I’ll keep this short and sweet since I made some ambitious deadlines for myself this week that, at the time, I thought were reasonable. Now that I’m in the thick of it, I see now that they were somewhat unreasonable.
But, hey, I like a good challenge and all this stuff is creative anyway, so I won’t complain.
In fact, I almost skipped the blog this week. I have too much on the plate. But then I remembered that most of these deadlines are somewhat arbitrary anyway (people are reasonable and everything is negotiable, right?). It would be totally understandable if I missed one and if I skipped a blog. Who would even notice?
But I would know. I would notice. And when I make a promise to myself to get something done by a certain date, just like when I make a promise to myself to get something done for someone else, I follow through.
Even if it means I skip my hour-long yoga class that I love and do ten minutes at home just to stay sane. I will write. Because I am a writer who does yoga. I am not a yogi who writes a lot. There’s a small distinction between the two, but an important one when it comes to where I focus my time.
The past few weeks I’ve been in what I consider “Monk Mode.” I’ve been getting up early, going to bed early, in a pretty set little routine (thanks to my puppers who really like to remind me that certain times of the day mean either walk or eating or playtime or porch time or pool time). I’ve been going to my yoga class in the morning (when possible), coming back and setting up the house the way I like it before diving into some focused writing. I have a quiet lunch at home while I read the entertainment trades and then take my dogs on a walk. I take a quick nap (I’m an excellent napper – 20 minutes to a totally transformed human), then have another round of intense writing or creating before Bonnie lets me know it’s time to feed and play with the pups. Maybe after they eat and play, I have another hour or so of creative time before they need a walk. After the way, I snarf some food then, maybe eek out a few more pages before I start my pre-bedtime relax mode.
And, at the moment, that’s it. I will change up the routine if people are in town or coffees must be had. But in weeks where I’m on intense deadlines like right now, I’ll only change it up to give me more time to write (sorry yoga, you got axed today). But I’m careful and thoughtful about when I change it up. I make sure there’s still plenty of routine available to keep me balanced even when I know one day will not be as productive as the others. So I don’t do coffees daily. And I don’t do drinks every night. I keep it balanced and protect the creative boundaries I need to continue to feel my best.

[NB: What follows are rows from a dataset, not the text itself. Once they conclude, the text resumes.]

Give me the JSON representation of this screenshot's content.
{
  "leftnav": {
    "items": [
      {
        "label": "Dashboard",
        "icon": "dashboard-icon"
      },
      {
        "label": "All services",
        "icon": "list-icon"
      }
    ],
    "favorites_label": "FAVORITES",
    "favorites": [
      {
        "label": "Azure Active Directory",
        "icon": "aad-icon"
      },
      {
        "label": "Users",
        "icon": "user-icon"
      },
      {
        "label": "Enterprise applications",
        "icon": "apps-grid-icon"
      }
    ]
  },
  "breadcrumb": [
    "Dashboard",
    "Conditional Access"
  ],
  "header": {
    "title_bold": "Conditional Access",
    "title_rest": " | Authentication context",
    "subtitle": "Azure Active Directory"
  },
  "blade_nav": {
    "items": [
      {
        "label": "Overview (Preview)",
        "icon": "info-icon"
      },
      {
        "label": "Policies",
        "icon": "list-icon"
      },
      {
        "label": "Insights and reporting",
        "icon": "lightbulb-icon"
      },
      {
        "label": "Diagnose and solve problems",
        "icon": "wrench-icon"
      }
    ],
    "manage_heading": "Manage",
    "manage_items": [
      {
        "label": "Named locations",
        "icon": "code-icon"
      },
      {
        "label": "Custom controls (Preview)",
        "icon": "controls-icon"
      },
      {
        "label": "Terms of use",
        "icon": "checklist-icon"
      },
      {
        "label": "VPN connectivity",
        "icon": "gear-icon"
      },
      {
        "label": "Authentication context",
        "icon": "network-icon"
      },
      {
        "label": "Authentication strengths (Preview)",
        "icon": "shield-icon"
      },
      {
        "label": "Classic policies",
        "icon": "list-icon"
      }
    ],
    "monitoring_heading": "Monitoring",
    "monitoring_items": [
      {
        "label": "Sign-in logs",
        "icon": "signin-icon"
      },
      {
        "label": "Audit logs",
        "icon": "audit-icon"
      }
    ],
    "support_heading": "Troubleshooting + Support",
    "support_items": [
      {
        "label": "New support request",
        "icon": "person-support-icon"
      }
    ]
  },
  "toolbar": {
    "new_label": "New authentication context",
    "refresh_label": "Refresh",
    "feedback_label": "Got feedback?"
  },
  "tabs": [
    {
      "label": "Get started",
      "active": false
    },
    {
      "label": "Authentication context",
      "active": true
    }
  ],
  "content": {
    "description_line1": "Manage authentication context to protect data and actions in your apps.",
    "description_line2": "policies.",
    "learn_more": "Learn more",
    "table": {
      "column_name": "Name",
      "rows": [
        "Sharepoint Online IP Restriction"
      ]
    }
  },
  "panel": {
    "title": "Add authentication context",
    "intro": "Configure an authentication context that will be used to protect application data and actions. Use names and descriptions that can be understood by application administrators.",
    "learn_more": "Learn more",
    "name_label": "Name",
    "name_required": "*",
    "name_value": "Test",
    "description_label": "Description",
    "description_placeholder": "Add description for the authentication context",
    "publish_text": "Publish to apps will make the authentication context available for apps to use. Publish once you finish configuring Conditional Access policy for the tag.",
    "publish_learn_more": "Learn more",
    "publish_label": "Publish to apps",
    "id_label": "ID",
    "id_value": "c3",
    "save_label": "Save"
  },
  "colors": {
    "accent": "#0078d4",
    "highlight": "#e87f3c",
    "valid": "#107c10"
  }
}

If I’ve ignored your text or been hard to pin down for a meeting, this is likely why. And I would apologize for it, but honestly I don’t feel bad. It’s called setting boundaries and I’m learning it and loving it and the people closest to me respect it, as I do their own boundaries.
So why am I sharing? What does this even matter? Those mundane details of your life mean very little to me, Briana (you may be saying and I’ll pretend you are so I can answer).
Well, here’s the funny thing about Monk Mode. I really like it. I’ve spent a ton of time traveling and on wonky schedules and all over the place. I haven’t had a lot of time or space in my world for routines. And, to be fair, I often avoid them because the wrong ones focused in the wrong places can make me freak out and feel stifled.
But this routine is a happy routine. It’s a productive little routine. Even though my weekends are all over the place and it’s more of a goal than a reality most days, it makes me feel like I’m focusing on and forwarding my career.
When I’m doing things outside of the routine, I’m working on my acting craft or taking meetings for my writing. I’m not immediately seeing the results of my work, but I know that doing a little every day and maintaining my focus will eventually help me to stay sharp. I feel inspired by the productive yet quiet lives of monks who spend much of their day devoted to the work they believe in, with small tasks and chores sprinkled in throughout their day. I don’t pretend that I’m a monk. But I do enjoy the quiet and focused time working (not to mention a good Belgian beer that some monks basically perfected).
This time of year can feel particularly tumultuous for me emotionally as I round the corner to another birthday and the age demons try to pester me about what I’ve accomplished with my life. But doing my best to stay in Monk Mode has kept them at bay. And has kept my own spiritual connection to both my more intuitive and more creative self even stronger.
Straight up Monk shit, yo.